Zimbabwe lawmakers propose bill to abolish death penalty
Members of Zimbabwe’s parliament made history last week by proposing legislation that could put an end to capital punishment in the African country. In a rare show of bipartisan support, lawmakers from both ruling and opposition parties came together to call for abolishing the death penalty.
The bill was introduced by Dzivarasekwa representative Edwin Mushoriwa, a member of the Citizens Coalition for Change party. He argued that capital punishment violates human dignity and is irreversible if a mistake is made. “Our traditional justice system was based on restoration, not revenge or retribution,” Mushoriwa said.
Other legislators echoed his sentiments. Allan Markham of Harare East said most nations have moved away from the death penalty in the name of human rights and justice. “It is time for Zimbabwe to follow suit,” he stated. Even Zanu PF chief whip Pupurai Togarepi backed the bill, declaring the death penalty to be a cruel and degrading form of punishment.
Currently, 62 inmates sit on Zimbabwe’s death row. But the country has not carried out an execution in over 17 years, effectively having a moratorium. The proposed bill seeks to formally abolish capital punishment by amending existing laws. It comes as a welcome development for human rights advocates, with legal groups like Veritas pushing to overturn death sentences and enact abolition.

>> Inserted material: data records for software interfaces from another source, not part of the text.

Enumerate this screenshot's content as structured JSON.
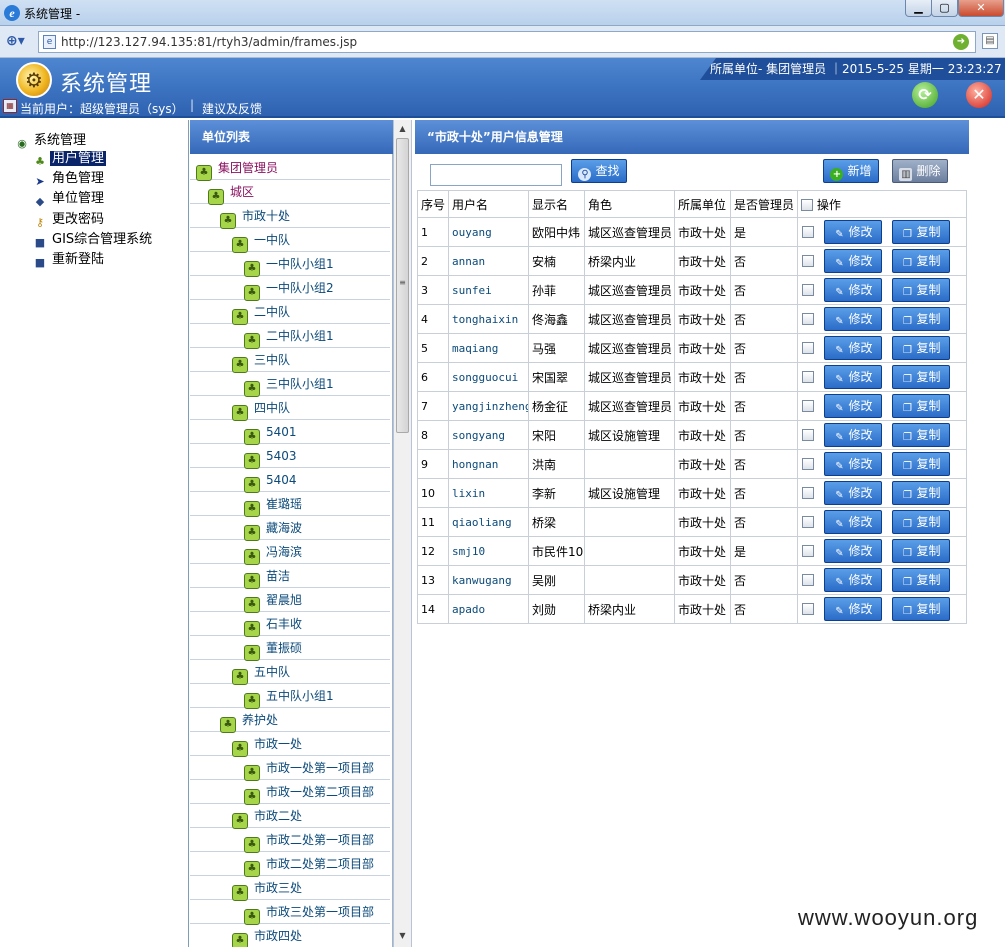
{
  "window": {
    "title": "系统管理 -",
    "min": "▁",
    "max": "▢",
    "close": "✕"
  },
  "address": {
    "url": "http://123.127.94.135:81/rtyh3/admin/frames.jsp"
  },
  "header": {
    "title": "系统管理",
    "user": "当前用户：超级管理员（sys）",
    "separator": "|",
    "feedback": "建议及反馈",
    "unit_info": "所属单位- 集团管理员 ｜2015-5-25 星期一 23:23:27"
  },
  "nav": {
    "items": [
      {
        "label": "系统管理",
        "icon": "globe-icon"
      },
      {
        "label": "用户管理",
        "icon": "users-icon",
        "selected": true
      },
      {
        "label": "角色管理",
        "icon": "arrow-icon"
      },
      {
        "label": "单位管理",
        "icon": "book-icon"
      },
      {
        "label": "更改密码",
        "icon": "key-icon"
      },
      {
        "label": "GIS综合管理系统",
        "icon": "cube-icon"
      },
      {
        "label": "重新登陆",
        "icon": "cube-icon"
      }
    ]
  },
  "tree": {
    "title": "单位列表",
    "nodes": [
      {
        "label": "集团管理员",
        "level": 0
      },
      {
        "label": "城区",
        "level": 1
      },
      {
        "label": "市政十处",
        "level": 2
      },
      {
        "label": "一中队",
        "level": 3
      },
      {
        "label": "一中队小组1",
        "level": 4
      },
      {
        "label": "一中队小组2",
        "level": 4
      },
      {
        "label": "二中队",
        "level": 3
      },
      {
        "label": "二中队小组1",
        "level": 4
      },
      {
        "label": "三中队",
        "level": 3
      },
      {
        "label": "三中队小组1",
        "level": 4
      },
      {
        "label": "四中队",
        "level": 3
      },
      {
        "label": "5401",
        "level": 4
      },
      {
        "label": "5403",
        "level": 4
      },
      {
        "label": "5404",
        "level": 4
      },
      {
        "label": "崔璐瑶",
        "level": 4
      },
      {
        "label": "藏海波",
        "level": 4
      },
      {
        "label": "冯海滨",
        "level": 4
      },
      {
        "label": "苗洁",
        "level": 4
      },
      {
        "label": "翟晨旭",
        "level": 4
      },
      {
        "label": "石丰收",
        "level": 4
      },
      {
        "label": "董振硕",
        "level": 4
      },
      {
        "label": "五中队",
        "level": 3
      },
      {
        "label": "五中队小组1",
        "level": 4
      },
      {
        "label": "养护处",
        "level": 2
      },
      {
        "label": "市政一处",
        "level": 3
      },
      {
        "label": "市政一处第一项目部",
        "level": 4
      },
      {
        "label": "市政一处第二项目部",
        "level": 4
      },
      {
        "label": "市政二处",
        "level": 3
      },
      {
        "label": "市政二处第一项目部",
        "level": 4
      },
      {
        "label": "市政二处第二项目部",
        "level": 4
      },
      {
        "label": "市政三处",
        "level": 3
      },
      {
        "label": "市政三处第一项目部",
        "level": 4
      },
      {
        "label": "市政四处",
        "level": 3
      }
    ]
  },
  "main": {
    "title": "“市政十处”用户信息管理",
    "search_button": "查找",
    "add_button": "新增",
    "delete_button": "删除",
    "columns": [
      "序号",
      "用户名",
      "显示名",
      "角色",
      "所属单位",
      "是否管理员",
      "操作"
    ],
    "edit_label": "修改",
    "copy_label": "复制",
    "rows": [
      {
        "no": "1",
        "username": "ouyang",
        "display": "欧阳中炜",
        "role": "城区巡查管理员",
        "unit": "市政十处",
        "admin": "是"
      },
      {
        "no": "2",
        "username": "annan",
        "display": "安楠",
        "role": "桥梁内业",
        "unit": "市政十处",
        "admin": "否"
      },
      {
        "no": "3",
        "username": "sunfei",
        "display": "孙菲",
        "role": "城区巡查管理员",
        "unit": "市政十处",
        "admin": "否"
      },
      {
        "no": "4",
        "username": "tonghaixin",
        "display": "佟海鑫",
        "role": "城区巡查管理员",
        "unit": "市政十处",
        "admin": "否"
      },
      {
        "no": "5",
        "username": "maqiang",
        "display": "马强",
        "role": "城区巡查管理员",
        "unit": "市政十处",
        "admin": "否"
      },
      {
        "no": "6",
        "username": "songguocui",
        "display": "宋国翠",
        "role": "城区巡查管理员",
        "unit": "市政十处",
        "admin": "否"
      },
      {
        "no": "7",
        "username": "yangjinzheng",
        "display": "杨金征",
        "role": "城区巡查管理员",
        "unit": "市政十处",
        "admin": "否"
      },
      {
        "no": "8",
        "username": "songyang",
        "display": "宋阳",
        "role": "城区设施管理",
        "unit": "市政十处",
        "admin": "否"
      },
      {
        "no": "9",
        "username": "hongnan",
        "display": "洪南",
        "role": "",
        "unit": "市政十处",
        "admin": "否"
      },
      {
        "no": "10",
        "username": "lixin",
        "display": "李新",
        "role": "城区设施管理",
        "unit": "市政十处",
        "admin": "否"
      },
      {
        "no": "11",
        "username": "qiaoliang",
        "display": "桥梁",
        "role": "",
        "unit": "市政十处",
        "admin": "否"
      },
      {
        "no": "12",
        "username": "smj10",
        "display": "市民件10",
        "role": "",
        "unit": "市政十处",
        "admin": "是"
      },
      {
        "no": "13",
        "username": "kanwugang",
        "display": "吴刚",
        "role": "",
        "unit": "市政十处",
        "admin": "否"
      },
      {
        "no": "14",
        "username": "apado",
        "display": "刘勋",
        "role": "桥梁内业",
        "unit": "市政十处",
        "admin": "否"
      }
    ]
  },
  "watermark": "www.wooyun.org"
}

If passed, the new law would signify a major step forward for Zimbabwe. By coming together across party lines on this important human rights issue, lawmakers are showing moral leadership. Their goal of replacing the death penalty with a system focused on restorative justice and rehabilitation reflects the country’s changing attitudes. Zimbabwe may soon close a dark chapter of its history by choosing to value all human life.